Wherever the string "data" appears in the listing, copy that line.

_The records_
------------

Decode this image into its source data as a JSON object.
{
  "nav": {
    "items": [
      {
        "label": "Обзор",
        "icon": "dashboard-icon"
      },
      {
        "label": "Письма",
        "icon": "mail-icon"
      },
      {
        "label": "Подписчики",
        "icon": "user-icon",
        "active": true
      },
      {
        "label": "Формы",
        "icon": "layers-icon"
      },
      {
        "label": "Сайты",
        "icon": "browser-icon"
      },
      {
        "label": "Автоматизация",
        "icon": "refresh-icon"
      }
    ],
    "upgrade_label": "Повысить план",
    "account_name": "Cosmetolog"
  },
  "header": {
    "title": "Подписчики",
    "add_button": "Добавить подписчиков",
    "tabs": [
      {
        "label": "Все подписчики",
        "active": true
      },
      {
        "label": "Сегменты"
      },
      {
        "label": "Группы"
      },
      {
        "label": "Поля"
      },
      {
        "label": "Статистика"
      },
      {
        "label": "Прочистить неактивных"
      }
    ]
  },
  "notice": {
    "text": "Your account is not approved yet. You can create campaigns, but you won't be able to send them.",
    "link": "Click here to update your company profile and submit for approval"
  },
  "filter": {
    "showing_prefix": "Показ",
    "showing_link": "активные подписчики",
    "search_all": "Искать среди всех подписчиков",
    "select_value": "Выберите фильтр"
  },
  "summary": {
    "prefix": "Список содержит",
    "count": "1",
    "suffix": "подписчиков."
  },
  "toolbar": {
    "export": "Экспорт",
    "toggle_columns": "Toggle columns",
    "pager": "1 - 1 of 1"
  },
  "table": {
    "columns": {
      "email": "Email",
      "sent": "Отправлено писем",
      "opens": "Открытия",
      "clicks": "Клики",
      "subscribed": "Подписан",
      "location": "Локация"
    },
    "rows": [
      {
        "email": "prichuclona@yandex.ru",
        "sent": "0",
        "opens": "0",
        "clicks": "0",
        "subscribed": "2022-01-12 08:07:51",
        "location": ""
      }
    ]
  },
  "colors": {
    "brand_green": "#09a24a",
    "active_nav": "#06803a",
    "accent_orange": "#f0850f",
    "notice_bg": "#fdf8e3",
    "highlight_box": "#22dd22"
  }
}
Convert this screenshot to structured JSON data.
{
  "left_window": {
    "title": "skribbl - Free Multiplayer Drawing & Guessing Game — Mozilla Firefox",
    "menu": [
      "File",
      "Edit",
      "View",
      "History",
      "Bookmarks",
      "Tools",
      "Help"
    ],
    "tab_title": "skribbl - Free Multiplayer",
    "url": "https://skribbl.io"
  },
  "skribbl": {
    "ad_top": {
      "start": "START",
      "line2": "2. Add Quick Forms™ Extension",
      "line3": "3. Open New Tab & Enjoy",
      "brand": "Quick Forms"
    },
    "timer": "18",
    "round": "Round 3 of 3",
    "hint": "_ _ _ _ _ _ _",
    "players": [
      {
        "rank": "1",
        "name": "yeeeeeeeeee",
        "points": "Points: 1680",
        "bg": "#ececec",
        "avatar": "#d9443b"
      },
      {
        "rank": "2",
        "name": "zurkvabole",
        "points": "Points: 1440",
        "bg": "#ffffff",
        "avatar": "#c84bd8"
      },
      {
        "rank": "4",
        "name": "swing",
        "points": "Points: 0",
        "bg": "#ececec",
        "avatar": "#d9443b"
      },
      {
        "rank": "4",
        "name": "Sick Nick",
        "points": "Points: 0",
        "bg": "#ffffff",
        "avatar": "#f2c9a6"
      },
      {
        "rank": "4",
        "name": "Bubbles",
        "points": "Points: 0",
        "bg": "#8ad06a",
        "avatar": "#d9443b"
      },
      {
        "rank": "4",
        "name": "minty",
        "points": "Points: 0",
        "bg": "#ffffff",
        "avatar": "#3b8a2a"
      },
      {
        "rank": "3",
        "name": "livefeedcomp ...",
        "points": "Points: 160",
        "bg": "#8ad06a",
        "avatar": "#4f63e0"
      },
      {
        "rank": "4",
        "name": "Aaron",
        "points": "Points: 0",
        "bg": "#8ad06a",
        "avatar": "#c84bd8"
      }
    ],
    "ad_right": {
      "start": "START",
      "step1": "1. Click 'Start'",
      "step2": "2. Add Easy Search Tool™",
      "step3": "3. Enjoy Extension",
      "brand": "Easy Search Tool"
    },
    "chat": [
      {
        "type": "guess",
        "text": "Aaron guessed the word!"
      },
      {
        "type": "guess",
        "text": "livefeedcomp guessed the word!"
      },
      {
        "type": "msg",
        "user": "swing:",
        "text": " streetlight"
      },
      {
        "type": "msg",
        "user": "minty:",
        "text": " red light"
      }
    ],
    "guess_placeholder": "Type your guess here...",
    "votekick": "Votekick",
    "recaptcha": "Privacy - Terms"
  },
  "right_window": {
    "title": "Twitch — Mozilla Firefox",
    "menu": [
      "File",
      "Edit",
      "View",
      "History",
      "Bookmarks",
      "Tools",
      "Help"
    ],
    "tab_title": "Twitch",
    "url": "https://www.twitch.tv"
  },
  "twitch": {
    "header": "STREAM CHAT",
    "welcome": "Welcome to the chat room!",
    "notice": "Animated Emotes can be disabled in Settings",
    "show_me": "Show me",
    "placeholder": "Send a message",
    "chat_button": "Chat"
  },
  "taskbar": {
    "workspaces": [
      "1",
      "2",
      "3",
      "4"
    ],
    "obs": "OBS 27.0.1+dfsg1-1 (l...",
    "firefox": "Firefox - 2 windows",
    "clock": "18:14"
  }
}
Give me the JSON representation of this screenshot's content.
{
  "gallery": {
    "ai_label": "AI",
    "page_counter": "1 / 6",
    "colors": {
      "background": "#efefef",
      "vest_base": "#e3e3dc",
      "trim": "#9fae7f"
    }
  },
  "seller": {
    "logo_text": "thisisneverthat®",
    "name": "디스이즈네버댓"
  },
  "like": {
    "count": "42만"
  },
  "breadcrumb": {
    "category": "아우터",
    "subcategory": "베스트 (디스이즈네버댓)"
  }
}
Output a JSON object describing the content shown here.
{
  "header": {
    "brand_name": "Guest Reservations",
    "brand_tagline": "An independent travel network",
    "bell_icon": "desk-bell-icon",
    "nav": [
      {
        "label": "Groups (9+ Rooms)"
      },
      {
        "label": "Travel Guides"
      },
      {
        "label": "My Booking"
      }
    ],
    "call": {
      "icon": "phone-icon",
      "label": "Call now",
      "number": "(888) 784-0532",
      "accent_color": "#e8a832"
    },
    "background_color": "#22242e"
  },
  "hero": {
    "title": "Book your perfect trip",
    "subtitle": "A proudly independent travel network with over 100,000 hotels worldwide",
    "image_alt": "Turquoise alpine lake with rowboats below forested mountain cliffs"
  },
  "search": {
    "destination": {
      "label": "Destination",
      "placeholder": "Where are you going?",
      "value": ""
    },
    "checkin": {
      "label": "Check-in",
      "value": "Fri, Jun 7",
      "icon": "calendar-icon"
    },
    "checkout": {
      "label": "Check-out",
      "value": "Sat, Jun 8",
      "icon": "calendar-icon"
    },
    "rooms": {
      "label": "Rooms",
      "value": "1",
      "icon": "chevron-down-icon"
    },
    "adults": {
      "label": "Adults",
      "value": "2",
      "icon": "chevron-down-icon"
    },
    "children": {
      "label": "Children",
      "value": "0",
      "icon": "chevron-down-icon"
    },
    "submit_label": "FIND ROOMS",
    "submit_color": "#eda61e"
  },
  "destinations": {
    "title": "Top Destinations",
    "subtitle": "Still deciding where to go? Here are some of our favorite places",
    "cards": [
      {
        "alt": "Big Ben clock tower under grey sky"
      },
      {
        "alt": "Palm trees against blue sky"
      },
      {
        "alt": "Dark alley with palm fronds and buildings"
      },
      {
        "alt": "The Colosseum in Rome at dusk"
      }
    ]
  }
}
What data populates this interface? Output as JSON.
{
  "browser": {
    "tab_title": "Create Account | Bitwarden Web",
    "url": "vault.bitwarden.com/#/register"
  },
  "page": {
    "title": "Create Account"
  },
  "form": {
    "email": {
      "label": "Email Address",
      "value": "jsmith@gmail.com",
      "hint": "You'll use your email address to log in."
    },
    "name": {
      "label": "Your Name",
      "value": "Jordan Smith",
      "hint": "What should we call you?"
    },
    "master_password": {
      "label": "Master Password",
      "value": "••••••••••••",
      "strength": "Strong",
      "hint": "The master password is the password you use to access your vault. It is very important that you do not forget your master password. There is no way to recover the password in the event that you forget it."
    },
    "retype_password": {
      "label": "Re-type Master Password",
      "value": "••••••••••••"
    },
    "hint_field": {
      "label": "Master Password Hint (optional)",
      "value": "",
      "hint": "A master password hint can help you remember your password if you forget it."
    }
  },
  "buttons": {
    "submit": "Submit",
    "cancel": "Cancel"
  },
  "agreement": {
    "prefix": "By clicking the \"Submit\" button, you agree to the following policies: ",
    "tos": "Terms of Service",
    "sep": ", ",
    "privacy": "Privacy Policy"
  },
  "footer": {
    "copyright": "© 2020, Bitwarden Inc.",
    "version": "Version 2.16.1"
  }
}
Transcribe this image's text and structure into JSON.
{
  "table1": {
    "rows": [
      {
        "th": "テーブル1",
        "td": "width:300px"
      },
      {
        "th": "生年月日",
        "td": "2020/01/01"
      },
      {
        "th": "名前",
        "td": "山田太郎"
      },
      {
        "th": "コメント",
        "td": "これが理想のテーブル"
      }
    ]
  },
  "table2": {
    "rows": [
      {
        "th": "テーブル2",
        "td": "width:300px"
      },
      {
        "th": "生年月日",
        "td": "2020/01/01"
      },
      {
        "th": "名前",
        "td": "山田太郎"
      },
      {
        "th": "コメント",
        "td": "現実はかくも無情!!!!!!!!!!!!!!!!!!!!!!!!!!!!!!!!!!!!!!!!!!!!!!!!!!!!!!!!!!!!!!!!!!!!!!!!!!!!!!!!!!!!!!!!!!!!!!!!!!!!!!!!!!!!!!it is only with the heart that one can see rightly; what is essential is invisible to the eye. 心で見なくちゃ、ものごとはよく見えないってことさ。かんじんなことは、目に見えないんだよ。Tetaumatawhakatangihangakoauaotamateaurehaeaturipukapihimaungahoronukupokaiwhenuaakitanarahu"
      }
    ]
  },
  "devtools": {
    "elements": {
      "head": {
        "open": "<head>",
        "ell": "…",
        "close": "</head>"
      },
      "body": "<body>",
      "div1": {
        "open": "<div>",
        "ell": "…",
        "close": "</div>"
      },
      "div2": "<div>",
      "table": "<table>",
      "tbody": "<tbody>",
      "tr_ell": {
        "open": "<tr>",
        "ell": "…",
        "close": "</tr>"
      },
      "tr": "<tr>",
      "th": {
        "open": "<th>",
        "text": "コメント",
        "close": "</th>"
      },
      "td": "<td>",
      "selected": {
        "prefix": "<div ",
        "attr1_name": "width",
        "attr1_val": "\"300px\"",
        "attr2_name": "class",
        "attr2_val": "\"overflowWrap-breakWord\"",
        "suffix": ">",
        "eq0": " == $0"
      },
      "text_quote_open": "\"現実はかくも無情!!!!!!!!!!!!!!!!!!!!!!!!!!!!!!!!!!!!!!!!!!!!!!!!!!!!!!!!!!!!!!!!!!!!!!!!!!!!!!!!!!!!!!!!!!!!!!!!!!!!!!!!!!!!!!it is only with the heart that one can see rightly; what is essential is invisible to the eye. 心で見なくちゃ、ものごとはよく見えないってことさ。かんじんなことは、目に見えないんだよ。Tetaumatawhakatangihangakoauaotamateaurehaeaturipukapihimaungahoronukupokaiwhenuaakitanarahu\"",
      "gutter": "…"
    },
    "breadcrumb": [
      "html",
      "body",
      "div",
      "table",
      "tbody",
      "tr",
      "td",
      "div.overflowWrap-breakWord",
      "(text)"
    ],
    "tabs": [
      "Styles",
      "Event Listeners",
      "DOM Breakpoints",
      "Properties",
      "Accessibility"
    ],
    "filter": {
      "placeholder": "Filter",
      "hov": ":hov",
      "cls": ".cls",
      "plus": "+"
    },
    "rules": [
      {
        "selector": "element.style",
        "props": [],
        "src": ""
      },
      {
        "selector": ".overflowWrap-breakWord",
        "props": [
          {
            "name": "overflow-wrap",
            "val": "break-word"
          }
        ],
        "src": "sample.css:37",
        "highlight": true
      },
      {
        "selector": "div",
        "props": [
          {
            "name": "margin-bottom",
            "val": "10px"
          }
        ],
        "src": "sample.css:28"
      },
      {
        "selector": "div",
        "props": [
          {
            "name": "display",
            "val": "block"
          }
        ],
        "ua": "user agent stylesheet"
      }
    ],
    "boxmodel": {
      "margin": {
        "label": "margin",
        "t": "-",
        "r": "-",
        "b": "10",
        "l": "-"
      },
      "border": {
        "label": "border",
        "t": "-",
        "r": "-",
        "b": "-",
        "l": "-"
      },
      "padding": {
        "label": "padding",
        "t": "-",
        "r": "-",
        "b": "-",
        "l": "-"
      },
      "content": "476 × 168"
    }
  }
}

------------

_Answer space_
Decode this image into its source data as a JSON object.
Convert this screenshot to structured JSON data.
What data populates this interface? Output as JSON.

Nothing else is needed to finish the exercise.